Is there a “there” there anymore inside Lee? Was there ever? Does Scott see something authentic in Lee, something beyond what Lee represents — beyond the fame, the money, the rings, the sequins? Does Lee see something authentic in Scott, beyond what Scott represents: blond hair, young flesh, a kind of innocence? The movie doesn’t answer these questions with “yes” or “no,” preferring to let the characters slip in and out of different psychological states. Sometimes they’re using each other, obviously. Other times they seem to have bonded because each completes the other, in some horrible, wonderful way.

Douglas’s performance is as extraordinary, as you’ve heard. It goes far beyond impersonation. I suspect that the movie star in him understood the importance of maintaining a façade, and that his age allowed him to see the fears that plagued Liberace quite clearly.
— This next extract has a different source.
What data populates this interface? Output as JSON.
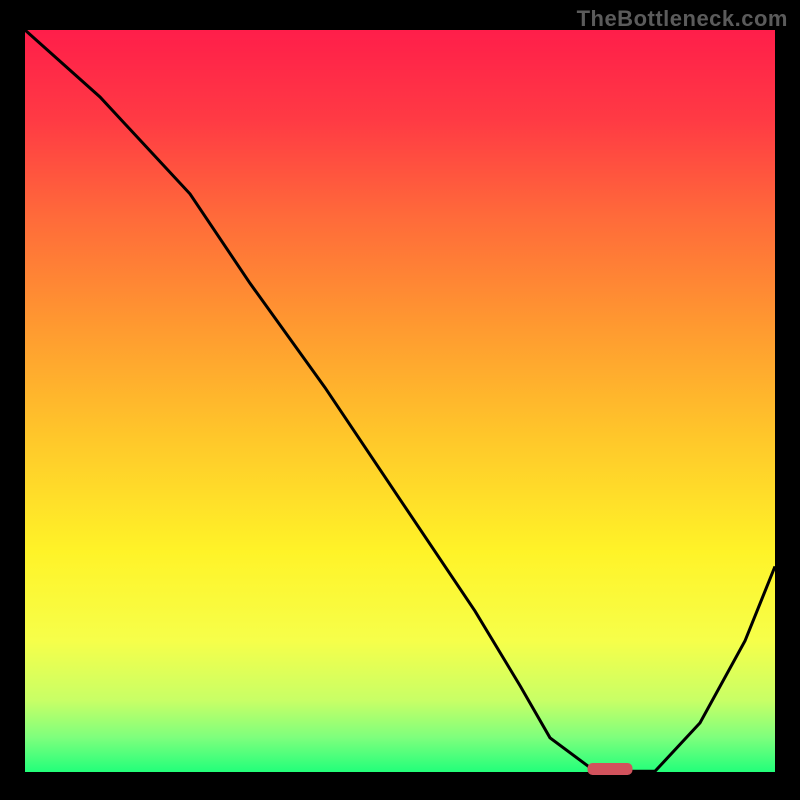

There’s great empathy in every choice he makes, and yet at the same time, it’s an unmerciful performance, with no special pleading. Damon is just as strong in a much more reactive role. It takes great talent and concentration to play such an opaque soul while still letting us think that we can see into his heart. He’s too old for the part (though the makeup helps sell the illusion a bit), but it doesn’t really matter because Damon seems to remember what it was like to be a teenager, and lonely, and unformed as a person, and that knowledge infuses the performance. The character’s neediness comes through without ever being overbearing, and the more jaded Scott becomes, the harder it is to watch Damon’s disappointed face. This is what it means to be ground down by age and experience.

There’s a huge danger in choosing Liberace in the seventies and eighties as the subject of a biographical picture, and viewing him mostly through the eyes of a man who was locked in a horrifically dysfunctional relationship with him for years. The Los Angeles Times’ Mary McNamara puts her finger on the downside: The film, she says, “paints such a narrow portrait of the man who was for a time the most famous entertainer in the world that it comes dangerously close to realizing Liberace's greatest fear — that he would be remembered simply as ‘a crazy old queen.’”

I don’t think Candelabra succumbs to that tendency, though. It has sympathy for Lee and Scott, and for everyone around them, even when they’re behaving abominably. Soderbergh and LaGravanese have taken the most retrograde material imaginable — this world is in some ways a homophobe’s fantasy of what it’s like to be gay, creative, and rich — and treated it as another set of storytelling circumstances. As strange as it might sound, their attitude feels like a great advance in pop storytelling sophistication. This film about two gay men, one much older and richer than the other, is not explaining anything or apologizing for anything or putting anything in politically correct context. It’s saying, “Here is what happened, and here are the people involved, and here is how they thought and felt about it.” Period.

The approach expects audiences to look at the material and translate it into their own personal terms, whatever those may be. Behind the Candelabra’s greatest gift is its facility for finding the universal within the specific. When Lee patiently and meticulously seduces Scott for the first time — over the course of many hours and days — it’s not an anthropological study of gay male rituals; anyone who’s ever been in a sexual relationship with a power differential will recognize certain actions and inflections and situations. When Lee begins a long slow physical decline from HIV, and it’s represented in the press as “heart problems,” it’s not just a commentary on how AIDS was covered up and misrepresented during an era of rampant ignorance and homophobia; it’s an example of a man desperately trying to maintain a false image as he lays dying.

When Scott reads Liberace’s autobiography in a bookstore, hearing the man’s gentle voice speaking lie after lie, it’s not just the lie of Liberace’s straightness that feels tragic. He pretended to be something he wasn’t, yet he was what he was. Damon’s face in this moment says it all: anger, pity, love. For all the misery Liberace put him through, he loved Lee, and he misses him.

Photo: Claudette Barius/HBO